The Chinese government was forced to suspend a copper refinery project in southwest China following large-scale protests by residents who have claimed that the state-planned venture would harm the environment and affect the health of locals.
Thousands of residents of Shifang town in China’s southwestern Sichuan province-- a major industrial province in China known to be rich in mineral resources -- poured onto the streets over the last few days, clashing with anti-riot police, storming a government office and damaging police vehicles.
The protests in Sichuan were a reminder of public defiance shown by residents of south China’s Wukan village last year when thousands came out into the streets to protest against corruption and land-grabbing by government officials.

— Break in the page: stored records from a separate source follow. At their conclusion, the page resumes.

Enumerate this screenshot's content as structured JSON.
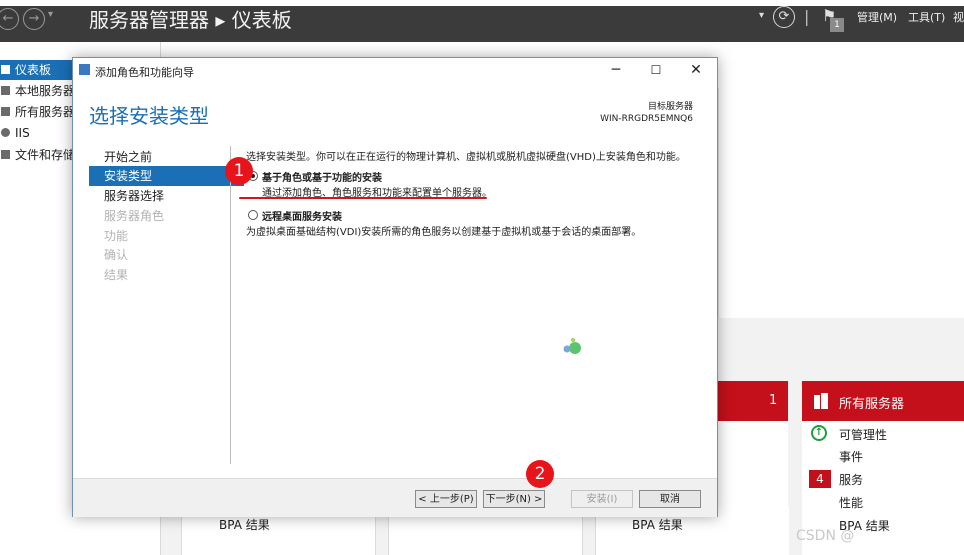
{
  "server_manager": {
    "title": "服务器管理器 ▸ 仪表板",
    "notification_count": "1",
    "menus": [
      "管理(M)",
      "工具(T)",
      "视"
    ],
    "sidebar": [
      {
        "label": "仪表板",
        "active": true
      },
      {
        "label": "本地服务器",
        "active": false
      },
      {
        "label": "所有服务器",
        "active": false
      },
      {
        "label": "IIS",
        "active": false
      },
      {
        "label": "文件和存储",
        "active": false
      }
    ],
    "tiles": {
      "partial_count": "1",
      "all_servers": {
        "title": "所有服务器",
        "rows": [
          "可管理性",
          "事件",
          "服务",
          "性能",
          "BPA 结果"
        ],
        "services_badge": "4"
      },
      "bottom_bpa": [
        "BPA 结果",
        "BPA 结果"
      ]
    }
  },
  "dialog": {
    "window_title": "添加角色和功能向导",
    "heading": "选择安装类型",
    "destination_label": "目标服务器",
    "destination_server": "WIN-RRGDR5EMNQ6",
    "steps": [
      {
        "label": "开始之前",
        "state": "done"
      },
      {
        "label": "安装类型",
        "state": "current"
      },
      {
        "label": "服务器选择",
        "state": "next"
      },
      {
        "label": "服务器角色",
        "state": "disabled"
      },
      {
        "label": "功能",
        "state": "disabled"
      },
      {
        "label": "确认",
        "state": "disabled"
      },
      {
        "label": "结果",
        "state": "disabled"
      }
    ],
    "description": "选择安装类型。你可以在正在运行的物理计算机、虚拟机或脱机虚拟硬盘(VHD)上安装角色和功能。",
    "options": [
      {
        "title": "基于角色或基于功能的安装",
        "desc": "通过添加角色、角色服务和功能来配置单个服务器。",
        "selected": true
      },
      {
        "title": "远程桌面服务安装",
        "desc": "为虚拟桌面基础结构(VDI)安装所需的角色服务以创建基于虚拟机或基于会话的桌面部署。",
        "selected": false
      }
    ],
    "buttons": {
      "prev": "< 上一步(P)",
      "next": "下一步(N) >",
      "install": "安装(I)",
      "cancel": "取消"
    }
  },
  "annotations": {
    "badge1": "1",
    "badge2": "2"
  },
  "watermark": "CSDN @",
  "colors": {
    "accent_blue": "#1a6fb5",
    "tile_red": "#c4101a",
    "badge_red": "#e8141b"
  }
}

The state-run media on Tuesday reported on the Sichuan violence, saying thousands took to the streets in protest against the media.
"Some people gathered outside the government building and began to throw bricks and water bottles at the building, government workers and police officers from 1:30 pm, resulting in some injuries to police officers," Global Times reported the local government as saying on its official Sina Weibo account on Monday evening.
"About half an hour later, armed police started to disperse the crowd with tear gas. Thirteen protesters were injured and were sent to the hospital in a timely fashion," it said.
Reuters reported that pictures sent to it Tuesday “showed young people carrying red banners reading ‘get rid of the Hong da molybdenum plant, return beautiful new Shifang to me’. A second picture showed riot police surrounding a small group of protesters outside a post office”.
Since Sunday evening, according to state media, some local high school students and citizens began to gather outside the local government building to protest the construction of a molybdenum and copper refinery whose foundation had just been laid on Friday.
On Monday, the local government temporarily halted the project, but also threatened to punish the organisers of the protests, suggesting that some impressionable youths had been stirred up by "people with special purposes".
The local government said in a statement: “When you are poor you need to think about how to change. Getting left behind is as bad as being beaten up. We should not trust paper tigers. They are cruel and they only feed us protests. The Communist party is taking us down a road that everyone can benefit from.”